All posts by Eric Kelderman


U. of Washington Students Say They Can Work to Help Pay Tuition

In recent years, a few student groups have come up with ideas to pay their tuition and fees with a portion of their income earned after graduating. For example, the UC Student Investment Proposal has been proposed by students at the University of California at Riverside, and the Pay It Forward concept developed in a class at Portland State University.

Now, students at the University of Washington have come up with their own version—one that relies more on students’ earnings during college, rathe…


When Laying Blame for Rising College Costs, Don’t Forget About Enrollment

In recent months, higher-education news coverage across the country has focused on the increased share of public-college costs being shifted from state governments to students.

The prevailing story line goes like this: States have “disinvested” in higher education during the past quarter-century, “cutting” money for public colleges and forcing institutions to raise tuition to cover the loss of tax dollars. As a result, many of the stories proclaim, students are neck-deep, or worse, in student-lo…


U. of North Texas Offers Fixed-Rate Tuition, With a Twist

Many colleges have fixed-rate tuition plans that lock in a student’s course costs for four years. In Texas that kind of policy is now a requirement for public colleges and universities.

But not all undergraduate students graduate in four years, adding to the time and cost it takes to earn a degree. The University of North Texas has come up with a plan that offers both fixed-rate tuition and an incentive for students to finish their degrees on time.

The “Eagle Express” plan, as it is being called…


Another Report Describes Shrinking Amount of State Money for Higher Ed

While increased federal spending for higher education faces an uphill battle in Congress, pressure is mounting from Democrats in Washington, D.C., to raise state appropriations for higher education.

A report released on Thursday by the liberal-leaning group Demos is just the latest to detail the growing cost of tuition at public colleges, along with the shrinking amount of money that state governments provide to those institutions.

Per-student state spending on public higher education shrank nea…


Report Proposes Federal Matching Grants for State Higher Education

As Congress begins debating the reauthorization of the Higher Education Act, proposals to change how public colleges get their federal money are starting to pop up.

On Wednesday, the American Association of State Colleges and Universities released a report recommending a new federal block grant to the states for higher education. The goal of the proposed program is to give states some incentive to preserve and even raise the amount they spend on colleges, which has been in decline, and also to s…


U.S. Income-Based Repayment Plan May Be the ‘Best Deal’ for Borrowers
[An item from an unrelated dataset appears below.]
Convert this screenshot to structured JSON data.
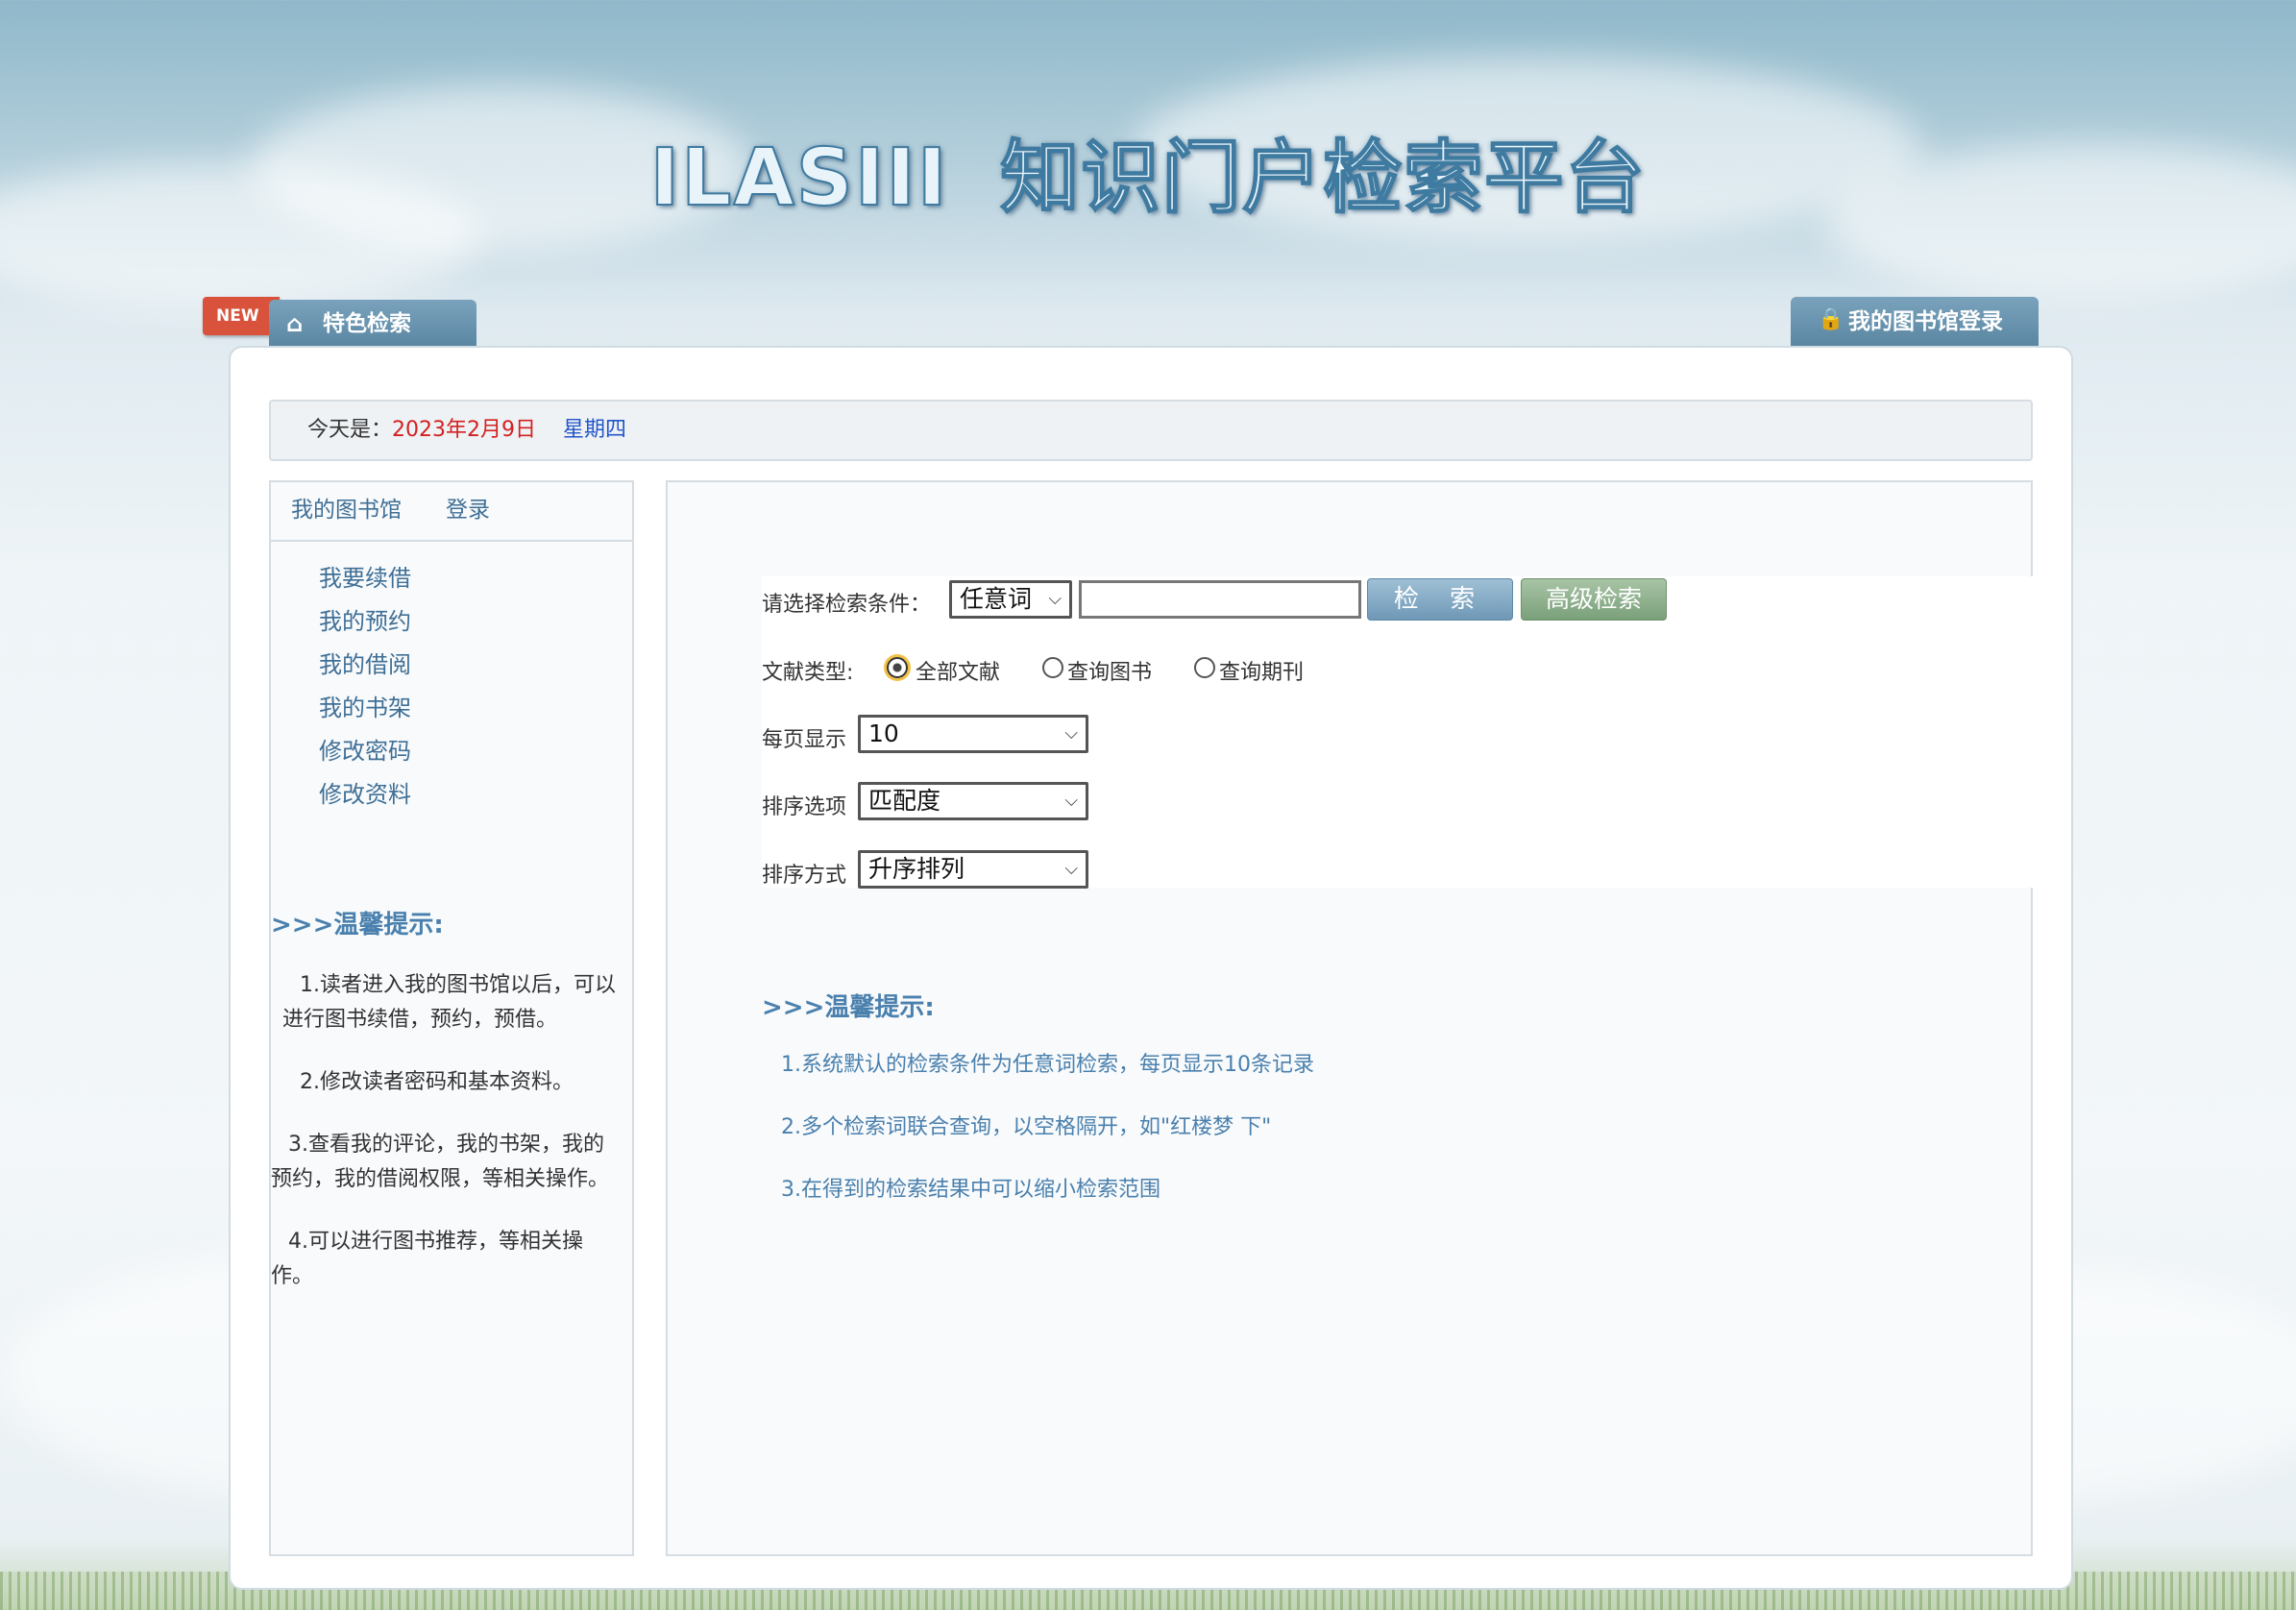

Washington — Two panel discussions here on Friday, hosted by the New America Foundation, delved into some of the new ways being proposed to ameliorate the thorny problem of student-loan debt. One existing solution, the federal government’s income-based repayment plan, wasn’t mentioned until afterward, but then it received a qualified endorsement.

The first panel included entrepreneurs from organizations that use private investors’ money to pay college students’ costs of attendance in return for …


Performance-Based Appropriations May Not Sway Student Outcomes

President Obama has suggested that the federal government start awarding money to colleges based on their academic performance. But national policy makers should  keep in mind that such a system hasn’t completely worked at the state level, according to the recommendations of a new report.

States have been experimenting with allotting small percentages of their higher-education appropriations based on performance since Tennessee started the practice, in 1978, notes the report, from the Education …


Ashland U. Slashes Tuition by 37%

Ashland University, a private institution in Ohio, is joining a small but growing group of colleges that have sharply cut their tuition while also reducing the amount of institutional aid they offer, to come up with a sticker price that’s closer to what students actually pay. That strategy is one of many that smaller institutions are exploring to try to ease concerns about college costs and shore up enrollments.

Instead of being charged an estimated $30,000 for the 2014-15 academic year, the rou…


Moody’s Report Forecasts a Gloomy Future for Public Universities

Things were supposed to get better after the 2012 fiscal year, the year that colleges fell off the “cliff” created as federal stimulus money for higher education ran out and state appropriations had yet to recover.

Instead, 2012 was just foreshadowing the difficult financial future that public colleges will continue to face, according to a new report from Moody’s Investors Service, a bond-rating company.

Moody’s analysis of median fiscal data from 2012 show that enrollment at public colleges was…


Economists Accuse Private Colleges of ‘Gaming’ Federal Aid Policies

Increases in the maximum Pell Grant award give private colleges a good reason to raise tuition, concludes a research paper published by the National Bureau of Economic Research.

By giving aid directly to students, rather than subsidizing institutions, the federal government “provides some potentially undesirable incentives for private colleges to ‘game the system,’ strategically increasing tuition to increase student aid,” the study says. The money those colleges bring in through higher tuition …